## Items from an interface collection
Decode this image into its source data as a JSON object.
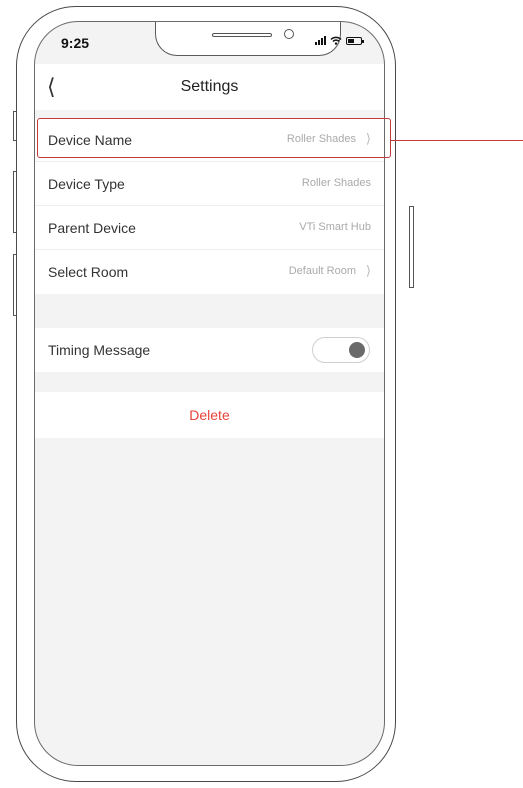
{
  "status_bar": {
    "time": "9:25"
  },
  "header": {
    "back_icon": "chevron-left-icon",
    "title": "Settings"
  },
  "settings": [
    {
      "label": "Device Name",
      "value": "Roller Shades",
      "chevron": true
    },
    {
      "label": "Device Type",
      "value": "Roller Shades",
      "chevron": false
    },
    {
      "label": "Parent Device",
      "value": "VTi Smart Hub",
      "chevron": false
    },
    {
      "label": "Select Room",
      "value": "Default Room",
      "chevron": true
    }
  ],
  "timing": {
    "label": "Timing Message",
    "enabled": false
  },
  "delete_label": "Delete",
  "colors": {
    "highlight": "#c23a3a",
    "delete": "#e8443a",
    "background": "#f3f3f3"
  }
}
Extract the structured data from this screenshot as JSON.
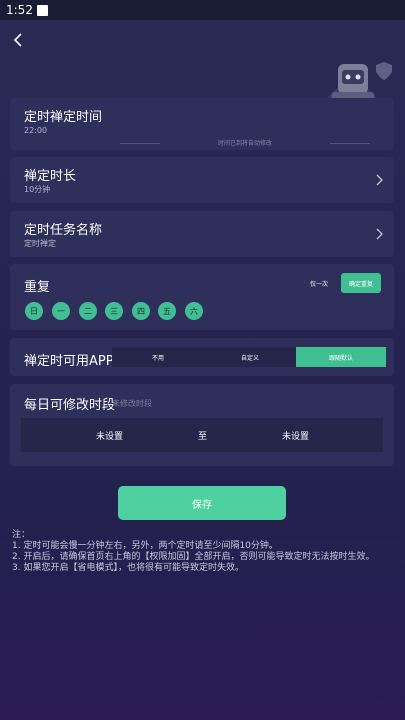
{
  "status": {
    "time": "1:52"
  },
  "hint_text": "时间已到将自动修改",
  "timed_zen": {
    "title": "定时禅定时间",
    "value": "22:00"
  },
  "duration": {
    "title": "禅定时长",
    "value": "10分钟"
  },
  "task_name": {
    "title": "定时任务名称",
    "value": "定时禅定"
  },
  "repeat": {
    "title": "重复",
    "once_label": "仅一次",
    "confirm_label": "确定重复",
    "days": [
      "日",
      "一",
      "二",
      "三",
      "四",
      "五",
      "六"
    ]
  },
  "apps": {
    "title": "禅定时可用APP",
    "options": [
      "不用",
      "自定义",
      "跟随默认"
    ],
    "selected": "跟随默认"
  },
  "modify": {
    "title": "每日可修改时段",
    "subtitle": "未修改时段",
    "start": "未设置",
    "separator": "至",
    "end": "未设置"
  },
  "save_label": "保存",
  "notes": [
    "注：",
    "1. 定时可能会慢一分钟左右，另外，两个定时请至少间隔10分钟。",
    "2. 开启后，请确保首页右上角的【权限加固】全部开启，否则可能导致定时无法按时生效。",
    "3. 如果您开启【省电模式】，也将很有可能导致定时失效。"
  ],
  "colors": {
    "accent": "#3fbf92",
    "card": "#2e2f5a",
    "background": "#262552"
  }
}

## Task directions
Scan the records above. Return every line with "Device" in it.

## Result for this exercise
      "label": "Device Name",
      "label": "Device Type",
      "label": "Parent Device",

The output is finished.